- Throw down a challenge. The thing that most motivates people is the game. Everyone desires to excel and prove their worth. If we want someone to do something, we must give them a challenge and they will often rise to meet it.
Be a Leader: How to Change People Without Giving Offense or Arousing Resentment
- Begin with praise and honest appreciation. People will do things begrudgingly for criticism and an iron-fisted leader, but they will work wonders when they are praised and appreciated.
- Call attention to people's mistakes indirectly. No one likes to make mistakes, especially in front of others. Scolding and blaming only serves to humiliate. If we subtly and indirectly show people mistakes, they will appreciate us and be more likely to improve.
- Talk about your own mistakes before criticizing the other person. When something goes wrong, taking responsibility can help win others to your side. People do not like to shoulder all the blame and taking credit for mistakes helps to remove the sting from our critiques of others.
- Ask questions instead of giving direct orders. No one likes to take orders. If we offer suggestions, rather than orders, it will boost others confidence and allow them to learn quickly from their mistakes.
- Let the other person save face. Nothing diminishes the dignity of a man quite like an insult to his pride. If we don't condemn our employees in front of others and allow them to save face, they will be motivated to do better in the future and confident that they can.
- Praise every improvement. People love to receive praise and admiration. If we truly want someone to improve at something, we must praise their every advance. "Abilities wither under criticism, they blossom under encouragement."
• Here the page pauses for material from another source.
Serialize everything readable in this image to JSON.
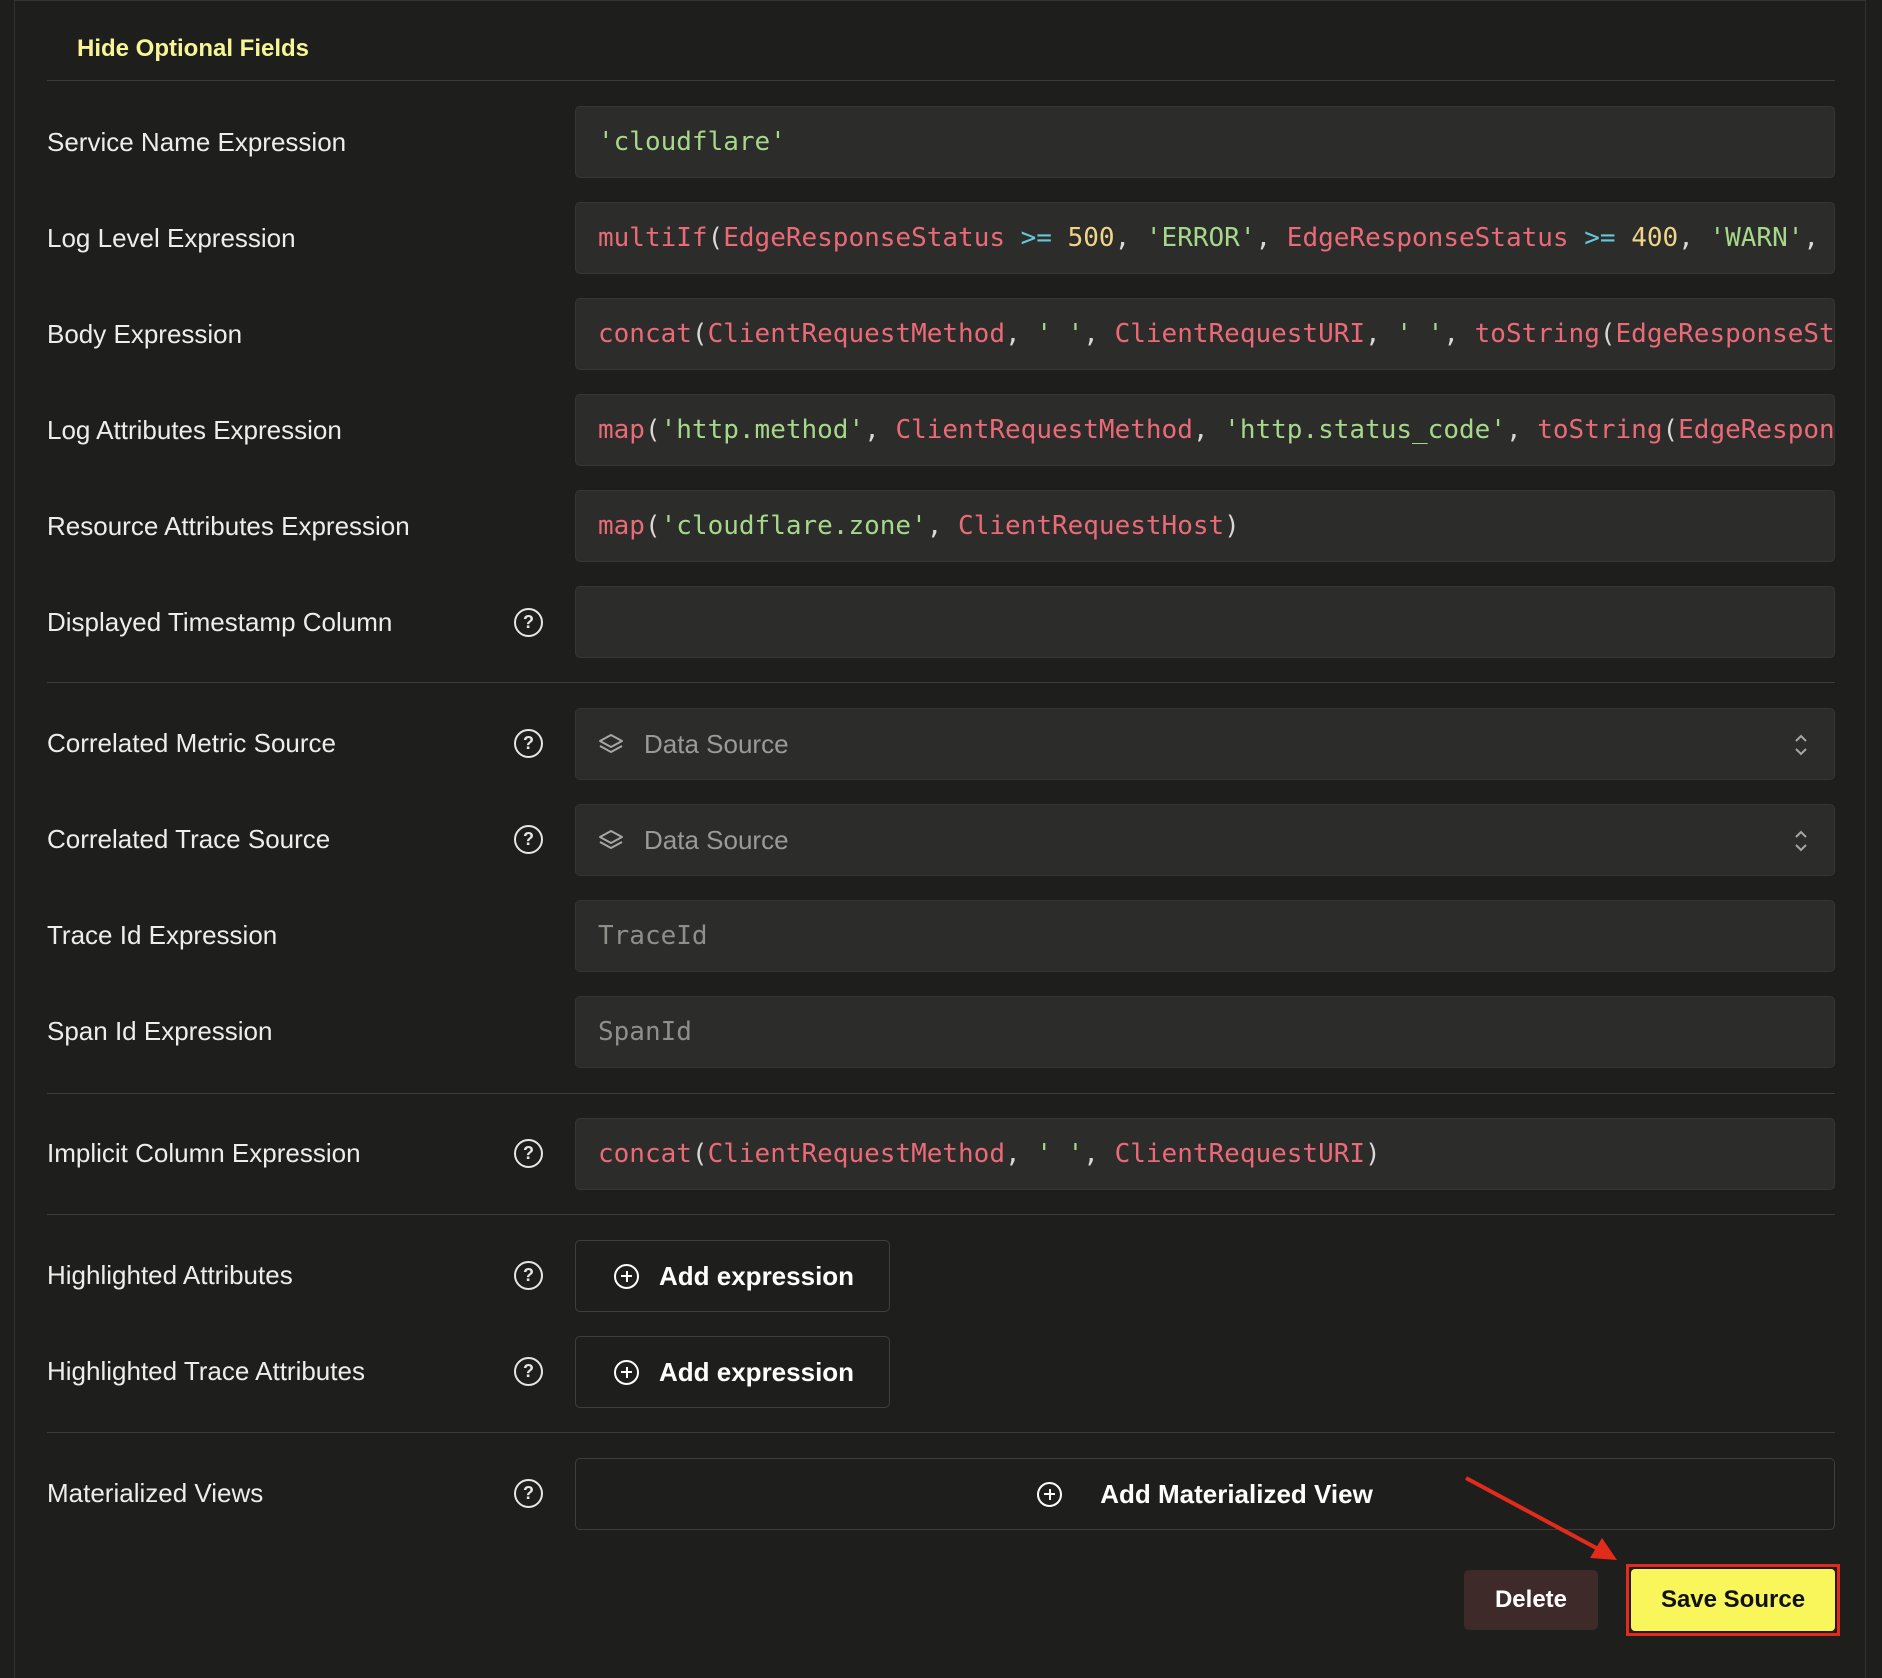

- Give the other person a fine reputation to live up to. If we give people a great reputation to live up to, they will desire to embody the characteristics with which we have described them. People will work with vigor and confidence if they believe they can be better.
- Use encouragement. Make the fault seem easy to correct. If a desired outcome seems like a momentous task, people will give up and lose heart. But if a fault seems easy to correct, they will readily jump at the opportunity to improve. If we frame objectives as small and easy improvements, we will see dramatic increases in desire and success in our employees.
- Make the other person happy about doing what you suggest. People will most often respond well when they desire to do the behavior put forth. If we want to influence people and become effective leaders, we must learn to frame our desires in terms of others' desires.
Letters That Produced Miraculous Results
This section was included in the original 1936 edition but omitted from the revised 1981 edition.
In this chapter, the shortest in the book, Carnegie analyzes two letters and describes how to appeal to someone with the term "do me a favor" as opposed to directly asking for something which does not offer the same feeling of importance to the recipient of the request.
Seven Rules For Making Your Home Life Happier
This section was included in the original 1936 edition but omitted from the revised 1981 edition.
- Don't nag.
- Don't try to make your partner over.
- Don't criticize.
- Give honest appreciation.
- Pay little attentions.
- Be courteous.
- Read a good book on the sexual side of marriage.
(to be expanded)
- Wikipedia article about How to Win Friends and Influence People by Dale Carnegie
- Read online/Download How to Win Friends and Influence People by Dale Carnegie
- Download Dale Carnegie: Secrets of Success (PDF)
- How to Win Friends and Influence People: Google Books
- How to Win Friends and Influence People in the Digital Age